Problem requirements: The required result is one figure, the count of lines below with the string "first" in them.

Supplied information:
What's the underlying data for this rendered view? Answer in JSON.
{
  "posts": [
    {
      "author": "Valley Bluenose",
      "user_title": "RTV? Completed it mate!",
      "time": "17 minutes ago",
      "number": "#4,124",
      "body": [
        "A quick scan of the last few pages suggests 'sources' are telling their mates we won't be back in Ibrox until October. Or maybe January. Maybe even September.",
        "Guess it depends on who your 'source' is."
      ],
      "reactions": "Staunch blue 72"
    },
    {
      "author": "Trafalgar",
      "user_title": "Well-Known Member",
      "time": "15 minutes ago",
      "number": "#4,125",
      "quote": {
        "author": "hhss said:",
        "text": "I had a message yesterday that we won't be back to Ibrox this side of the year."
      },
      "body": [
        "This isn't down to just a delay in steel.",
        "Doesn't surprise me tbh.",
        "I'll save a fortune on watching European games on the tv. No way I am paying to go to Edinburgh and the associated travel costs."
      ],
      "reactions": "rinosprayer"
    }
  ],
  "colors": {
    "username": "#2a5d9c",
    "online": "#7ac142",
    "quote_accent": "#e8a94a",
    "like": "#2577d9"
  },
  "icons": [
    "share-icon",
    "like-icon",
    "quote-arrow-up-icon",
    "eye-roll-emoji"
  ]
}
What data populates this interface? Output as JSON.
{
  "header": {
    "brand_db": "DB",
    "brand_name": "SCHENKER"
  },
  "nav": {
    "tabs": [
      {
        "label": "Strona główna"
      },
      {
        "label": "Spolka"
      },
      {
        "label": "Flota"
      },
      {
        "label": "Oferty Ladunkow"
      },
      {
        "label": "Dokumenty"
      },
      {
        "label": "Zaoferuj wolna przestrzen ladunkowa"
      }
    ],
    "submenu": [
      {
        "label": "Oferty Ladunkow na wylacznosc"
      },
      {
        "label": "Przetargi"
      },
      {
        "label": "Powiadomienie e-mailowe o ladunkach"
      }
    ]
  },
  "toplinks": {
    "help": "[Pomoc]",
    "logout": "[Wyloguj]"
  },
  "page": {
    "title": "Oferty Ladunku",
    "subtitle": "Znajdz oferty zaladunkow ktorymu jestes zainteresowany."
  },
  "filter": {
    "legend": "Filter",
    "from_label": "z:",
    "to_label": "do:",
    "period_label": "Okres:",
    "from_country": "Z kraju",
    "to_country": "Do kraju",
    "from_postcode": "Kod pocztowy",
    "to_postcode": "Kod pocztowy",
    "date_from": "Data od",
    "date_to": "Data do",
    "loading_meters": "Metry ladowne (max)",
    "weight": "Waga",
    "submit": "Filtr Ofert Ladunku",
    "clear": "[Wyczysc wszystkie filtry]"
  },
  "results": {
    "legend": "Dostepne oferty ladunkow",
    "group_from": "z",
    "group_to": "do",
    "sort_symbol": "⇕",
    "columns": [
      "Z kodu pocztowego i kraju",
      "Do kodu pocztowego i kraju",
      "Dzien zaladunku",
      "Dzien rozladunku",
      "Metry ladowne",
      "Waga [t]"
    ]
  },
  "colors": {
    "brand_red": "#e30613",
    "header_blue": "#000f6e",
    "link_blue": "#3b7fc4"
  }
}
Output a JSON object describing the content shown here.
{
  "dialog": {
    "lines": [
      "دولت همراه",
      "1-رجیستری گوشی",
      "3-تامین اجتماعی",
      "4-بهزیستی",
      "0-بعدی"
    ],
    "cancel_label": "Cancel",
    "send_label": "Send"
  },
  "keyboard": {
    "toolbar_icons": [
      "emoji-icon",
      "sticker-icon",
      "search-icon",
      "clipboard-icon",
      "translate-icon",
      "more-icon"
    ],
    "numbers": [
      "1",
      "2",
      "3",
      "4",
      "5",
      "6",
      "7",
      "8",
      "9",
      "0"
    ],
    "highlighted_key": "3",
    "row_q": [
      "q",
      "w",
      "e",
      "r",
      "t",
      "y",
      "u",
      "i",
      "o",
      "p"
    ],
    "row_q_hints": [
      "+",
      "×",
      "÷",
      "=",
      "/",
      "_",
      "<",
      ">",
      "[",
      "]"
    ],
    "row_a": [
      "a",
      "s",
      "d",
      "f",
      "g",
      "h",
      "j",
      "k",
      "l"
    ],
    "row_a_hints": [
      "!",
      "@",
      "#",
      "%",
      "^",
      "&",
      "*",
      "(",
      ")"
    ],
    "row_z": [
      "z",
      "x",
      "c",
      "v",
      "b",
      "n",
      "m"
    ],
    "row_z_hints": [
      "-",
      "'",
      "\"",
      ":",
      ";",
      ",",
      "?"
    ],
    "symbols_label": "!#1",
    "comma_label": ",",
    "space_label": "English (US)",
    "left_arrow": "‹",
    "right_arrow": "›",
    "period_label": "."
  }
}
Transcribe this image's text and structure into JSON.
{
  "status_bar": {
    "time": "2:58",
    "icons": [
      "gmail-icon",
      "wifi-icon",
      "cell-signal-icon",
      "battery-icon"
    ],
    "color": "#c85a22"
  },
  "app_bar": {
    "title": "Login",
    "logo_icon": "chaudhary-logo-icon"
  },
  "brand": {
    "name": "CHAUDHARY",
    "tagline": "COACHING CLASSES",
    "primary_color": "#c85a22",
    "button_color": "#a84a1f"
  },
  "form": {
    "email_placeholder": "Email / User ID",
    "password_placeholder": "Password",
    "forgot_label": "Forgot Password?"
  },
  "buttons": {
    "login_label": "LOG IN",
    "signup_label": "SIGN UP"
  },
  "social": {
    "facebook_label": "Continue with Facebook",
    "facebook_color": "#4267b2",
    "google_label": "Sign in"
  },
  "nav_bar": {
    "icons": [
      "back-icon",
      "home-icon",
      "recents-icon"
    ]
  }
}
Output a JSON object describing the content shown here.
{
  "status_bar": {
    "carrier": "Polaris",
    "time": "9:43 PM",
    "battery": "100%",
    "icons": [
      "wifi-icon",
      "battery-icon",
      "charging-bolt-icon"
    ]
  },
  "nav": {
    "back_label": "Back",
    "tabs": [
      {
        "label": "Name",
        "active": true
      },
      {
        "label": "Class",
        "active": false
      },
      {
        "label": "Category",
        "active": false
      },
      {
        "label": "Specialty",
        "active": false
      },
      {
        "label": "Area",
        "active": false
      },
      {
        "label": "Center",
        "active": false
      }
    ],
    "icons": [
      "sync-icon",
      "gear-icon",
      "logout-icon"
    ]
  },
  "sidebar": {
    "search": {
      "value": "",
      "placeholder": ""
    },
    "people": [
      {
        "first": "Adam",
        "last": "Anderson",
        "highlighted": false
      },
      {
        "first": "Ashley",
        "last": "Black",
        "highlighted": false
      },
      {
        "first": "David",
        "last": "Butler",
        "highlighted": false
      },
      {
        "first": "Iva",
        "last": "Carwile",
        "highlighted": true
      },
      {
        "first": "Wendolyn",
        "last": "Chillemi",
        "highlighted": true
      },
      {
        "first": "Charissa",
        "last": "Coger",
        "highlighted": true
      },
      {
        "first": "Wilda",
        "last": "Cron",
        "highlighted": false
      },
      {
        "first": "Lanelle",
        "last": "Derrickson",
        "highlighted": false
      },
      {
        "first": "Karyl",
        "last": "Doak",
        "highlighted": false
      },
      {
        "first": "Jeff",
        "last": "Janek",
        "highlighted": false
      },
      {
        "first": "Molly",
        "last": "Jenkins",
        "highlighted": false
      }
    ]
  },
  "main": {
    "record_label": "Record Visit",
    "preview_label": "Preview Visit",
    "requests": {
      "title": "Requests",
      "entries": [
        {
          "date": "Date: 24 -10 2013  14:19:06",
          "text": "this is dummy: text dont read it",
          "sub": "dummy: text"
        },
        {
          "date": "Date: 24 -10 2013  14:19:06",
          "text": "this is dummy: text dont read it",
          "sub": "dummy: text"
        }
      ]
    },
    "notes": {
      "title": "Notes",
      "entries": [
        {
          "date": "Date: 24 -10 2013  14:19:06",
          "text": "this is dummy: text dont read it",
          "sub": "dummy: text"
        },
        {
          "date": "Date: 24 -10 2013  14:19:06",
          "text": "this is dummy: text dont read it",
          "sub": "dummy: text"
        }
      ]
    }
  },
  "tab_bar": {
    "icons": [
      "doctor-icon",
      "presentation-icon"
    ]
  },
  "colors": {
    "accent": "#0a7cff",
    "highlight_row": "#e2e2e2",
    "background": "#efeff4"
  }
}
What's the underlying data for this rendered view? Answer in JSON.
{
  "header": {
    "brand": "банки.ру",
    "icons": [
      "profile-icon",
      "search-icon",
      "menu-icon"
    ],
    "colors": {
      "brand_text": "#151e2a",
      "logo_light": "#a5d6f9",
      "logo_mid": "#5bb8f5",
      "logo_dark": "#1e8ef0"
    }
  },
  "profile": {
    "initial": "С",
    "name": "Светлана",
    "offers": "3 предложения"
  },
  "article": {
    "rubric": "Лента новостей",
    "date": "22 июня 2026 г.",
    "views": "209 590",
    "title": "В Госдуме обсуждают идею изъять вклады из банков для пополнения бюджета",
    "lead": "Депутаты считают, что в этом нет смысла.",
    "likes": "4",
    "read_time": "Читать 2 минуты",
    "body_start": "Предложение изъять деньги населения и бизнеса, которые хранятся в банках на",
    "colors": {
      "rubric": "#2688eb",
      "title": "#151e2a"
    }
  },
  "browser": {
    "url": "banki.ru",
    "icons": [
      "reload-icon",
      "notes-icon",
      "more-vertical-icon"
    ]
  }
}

Answer for the task: 11